Prof Mary Davis, London; Anshu Srivastava, Architect and Community Organiser; Prof William Mitchell, University of Newcastle, Australia; Prof Danny Nicol, University of Westminster; Prof Phil Hammond, London South Bank University; Dr Paul Stott, SOAS University of London; Dr Jim Butcher, Canterbury Christ Church University; Jonathan Rutherford, Writer; Dr George Hoare, London; Kevin McCullagh, London; Lord Moonie, House of Lords; Alex Harries, Labour Party; Tracy O’Sullivan, Colchester; John Penney, Labour Party; Prof Steve Hall, Teeside University; Leon Russell-Hills, Electrician; Nick Harding, Labour Party; Mike Morris, Guildford; J Brian Harrison-Jennings, Former General Secretary, Association of Educational Psychologists; Dave Harris, Retired Lecturer; Mike Dunford, Labour Party; Peter Hurst, Liverpool; Dr Vanessa Pupavac, University of Nottingham; Alexander Birchall, London; Sue Heap, London; Prof Wolfgang Streeck, Max Planck Institute for the Study of Societies, Cologne

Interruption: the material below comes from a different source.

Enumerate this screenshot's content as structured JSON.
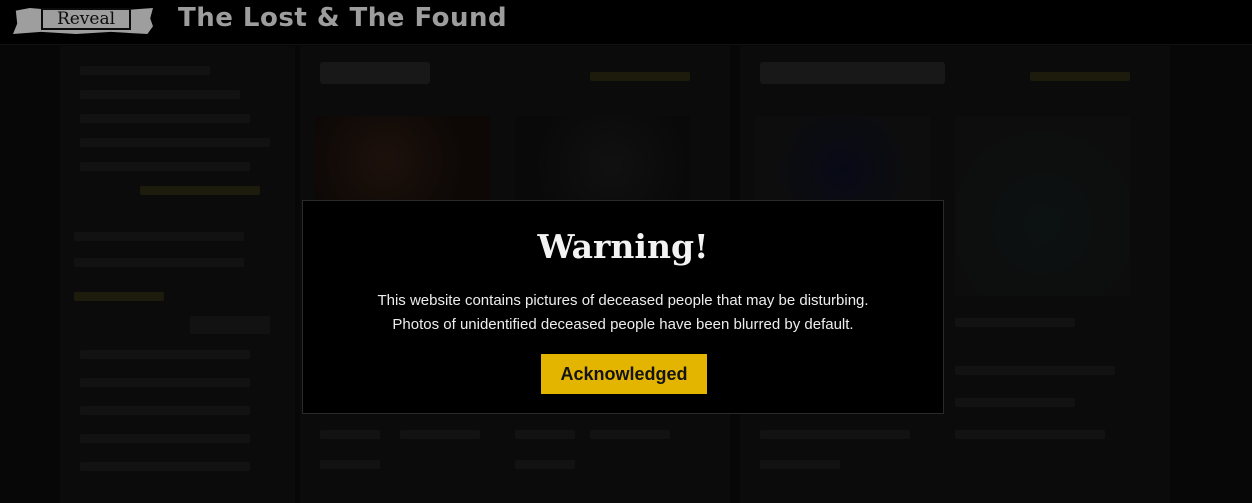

Their website can be found here >>> A new development involving Professor Matthew Goodwin for consideration:

I thought the analysis of why the British Political Establishment is making such a mess of Brexit was extremely interesting and very perceptive.  

Just to remind you here is what has been said:-  “The real cause is that the entire political class lacks any compelling vision of Britain’s future, leaving most British citizens without effective political representation.
Having lost touch with ordinary people, political parties have retreated into European Union policymaking networks. After decades of integration, few politicians, civil servants or academic experts can now imagine any kind of future outside of the EU.”

This searing analysis does implicitly lay stress on the increasingly urgent need to get rid of the British Political Establishment who infest Parliament with their “Institutional Uselessness” and their corruption of its constitutional purpose to be the voice of the Nation. 

I feel I can do no better than to quote Oliver Cromwell:-  "You have been sat too long here for any good you have been doing. Depart, I say, and let us have done with you. In the name of God, go!"